■ The records ■
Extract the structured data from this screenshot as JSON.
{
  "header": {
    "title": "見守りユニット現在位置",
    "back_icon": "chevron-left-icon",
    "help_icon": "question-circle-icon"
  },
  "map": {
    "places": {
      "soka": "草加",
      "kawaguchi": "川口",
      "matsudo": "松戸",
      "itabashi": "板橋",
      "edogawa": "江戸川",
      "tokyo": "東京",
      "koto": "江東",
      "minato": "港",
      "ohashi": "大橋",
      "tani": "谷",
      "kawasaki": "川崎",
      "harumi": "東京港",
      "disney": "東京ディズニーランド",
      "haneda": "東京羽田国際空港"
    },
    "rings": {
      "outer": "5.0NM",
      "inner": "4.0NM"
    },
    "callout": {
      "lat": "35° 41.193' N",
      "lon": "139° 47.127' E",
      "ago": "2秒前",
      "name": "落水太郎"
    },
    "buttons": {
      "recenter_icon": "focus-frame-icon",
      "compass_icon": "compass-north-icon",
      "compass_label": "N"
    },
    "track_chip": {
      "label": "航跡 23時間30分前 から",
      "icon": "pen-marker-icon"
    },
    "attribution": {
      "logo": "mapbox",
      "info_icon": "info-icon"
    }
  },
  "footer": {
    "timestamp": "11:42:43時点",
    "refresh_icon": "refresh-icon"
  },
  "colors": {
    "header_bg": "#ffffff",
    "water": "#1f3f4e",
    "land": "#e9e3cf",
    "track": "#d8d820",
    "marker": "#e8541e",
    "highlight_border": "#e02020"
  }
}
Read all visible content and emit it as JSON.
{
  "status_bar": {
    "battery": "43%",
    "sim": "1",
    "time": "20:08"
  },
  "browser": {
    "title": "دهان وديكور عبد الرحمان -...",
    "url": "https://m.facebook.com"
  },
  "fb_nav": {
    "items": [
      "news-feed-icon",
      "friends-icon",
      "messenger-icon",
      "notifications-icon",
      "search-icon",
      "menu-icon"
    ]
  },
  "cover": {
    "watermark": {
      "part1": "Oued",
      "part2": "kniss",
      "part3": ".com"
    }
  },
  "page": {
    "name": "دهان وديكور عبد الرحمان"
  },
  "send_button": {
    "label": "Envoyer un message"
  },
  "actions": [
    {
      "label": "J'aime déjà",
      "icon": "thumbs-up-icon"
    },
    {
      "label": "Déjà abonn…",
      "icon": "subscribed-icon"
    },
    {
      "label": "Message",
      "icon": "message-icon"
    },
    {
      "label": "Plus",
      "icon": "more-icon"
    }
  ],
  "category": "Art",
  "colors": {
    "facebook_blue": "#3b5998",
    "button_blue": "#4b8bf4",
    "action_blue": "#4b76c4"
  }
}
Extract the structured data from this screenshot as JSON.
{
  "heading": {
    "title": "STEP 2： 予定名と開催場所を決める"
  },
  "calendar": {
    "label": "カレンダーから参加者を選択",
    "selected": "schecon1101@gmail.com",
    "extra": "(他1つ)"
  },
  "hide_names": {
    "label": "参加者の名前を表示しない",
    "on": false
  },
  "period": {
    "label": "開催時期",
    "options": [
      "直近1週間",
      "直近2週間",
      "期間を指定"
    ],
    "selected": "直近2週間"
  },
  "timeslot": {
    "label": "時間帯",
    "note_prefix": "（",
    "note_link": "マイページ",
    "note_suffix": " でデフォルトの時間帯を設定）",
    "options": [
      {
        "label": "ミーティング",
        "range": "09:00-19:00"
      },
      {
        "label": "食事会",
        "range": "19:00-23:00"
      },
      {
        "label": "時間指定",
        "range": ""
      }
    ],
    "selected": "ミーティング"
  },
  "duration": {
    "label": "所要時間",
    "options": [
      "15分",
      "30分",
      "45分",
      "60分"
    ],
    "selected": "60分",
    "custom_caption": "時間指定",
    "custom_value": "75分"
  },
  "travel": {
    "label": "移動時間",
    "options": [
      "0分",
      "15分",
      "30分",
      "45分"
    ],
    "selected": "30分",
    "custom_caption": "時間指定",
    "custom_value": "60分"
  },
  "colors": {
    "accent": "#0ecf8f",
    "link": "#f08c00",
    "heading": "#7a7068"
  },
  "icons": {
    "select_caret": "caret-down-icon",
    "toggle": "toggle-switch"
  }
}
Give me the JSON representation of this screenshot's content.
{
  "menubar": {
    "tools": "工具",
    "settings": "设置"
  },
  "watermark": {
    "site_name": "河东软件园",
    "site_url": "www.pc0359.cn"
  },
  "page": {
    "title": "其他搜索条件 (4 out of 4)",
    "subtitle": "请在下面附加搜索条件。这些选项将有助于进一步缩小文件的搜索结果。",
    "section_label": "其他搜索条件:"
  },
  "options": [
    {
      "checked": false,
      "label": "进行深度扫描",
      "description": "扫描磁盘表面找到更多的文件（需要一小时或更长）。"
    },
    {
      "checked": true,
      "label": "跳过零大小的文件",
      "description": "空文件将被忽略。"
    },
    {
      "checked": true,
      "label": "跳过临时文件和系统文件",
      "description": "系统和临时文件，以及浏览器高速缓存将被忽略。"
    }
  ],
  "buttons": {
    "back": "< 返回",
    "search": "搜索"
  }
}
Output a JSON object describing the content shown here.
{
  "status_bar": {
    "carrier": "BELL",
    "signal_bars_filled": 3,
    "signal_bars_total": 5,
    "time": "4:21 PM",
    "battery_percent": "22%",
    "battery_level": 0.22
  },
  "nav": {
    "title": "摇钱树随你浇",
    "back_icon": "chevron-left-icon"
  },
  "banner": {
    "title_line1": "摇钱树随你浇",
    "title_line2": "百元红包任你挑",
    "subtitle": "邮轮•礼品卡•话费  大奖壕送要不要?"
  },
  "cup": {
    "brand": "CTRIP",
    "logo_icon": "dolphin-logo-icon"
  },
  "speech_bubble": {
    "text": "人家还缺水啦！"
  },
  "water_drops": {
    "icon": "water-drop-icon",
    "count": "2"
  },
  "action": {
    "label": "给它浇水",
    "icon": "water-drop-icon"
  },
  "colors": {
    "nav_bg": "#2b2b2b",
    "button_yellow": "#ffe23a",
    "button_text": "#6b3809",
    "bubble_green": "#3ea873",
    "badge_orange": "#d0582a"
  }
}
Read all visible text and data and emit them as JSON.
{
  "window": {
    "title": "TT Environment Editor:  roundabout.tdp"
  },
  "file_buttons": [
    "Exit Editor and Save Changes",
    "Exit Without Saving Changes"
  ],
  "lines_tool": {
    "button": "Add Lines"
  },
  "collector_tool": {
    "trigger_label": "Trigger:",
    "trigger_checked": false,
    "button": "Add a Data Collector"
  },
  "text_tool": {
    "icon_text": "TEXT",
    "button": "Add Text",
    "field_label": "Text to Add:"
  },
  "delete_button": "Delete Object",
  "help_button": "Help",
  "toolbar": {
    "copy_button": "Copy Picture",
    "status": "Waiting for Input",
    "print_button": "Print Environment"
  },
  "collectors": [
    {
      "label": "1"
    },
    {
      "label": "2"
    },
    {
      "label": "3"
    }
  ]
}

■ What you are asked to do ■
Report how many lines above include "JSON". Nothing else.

■ Solution ■
6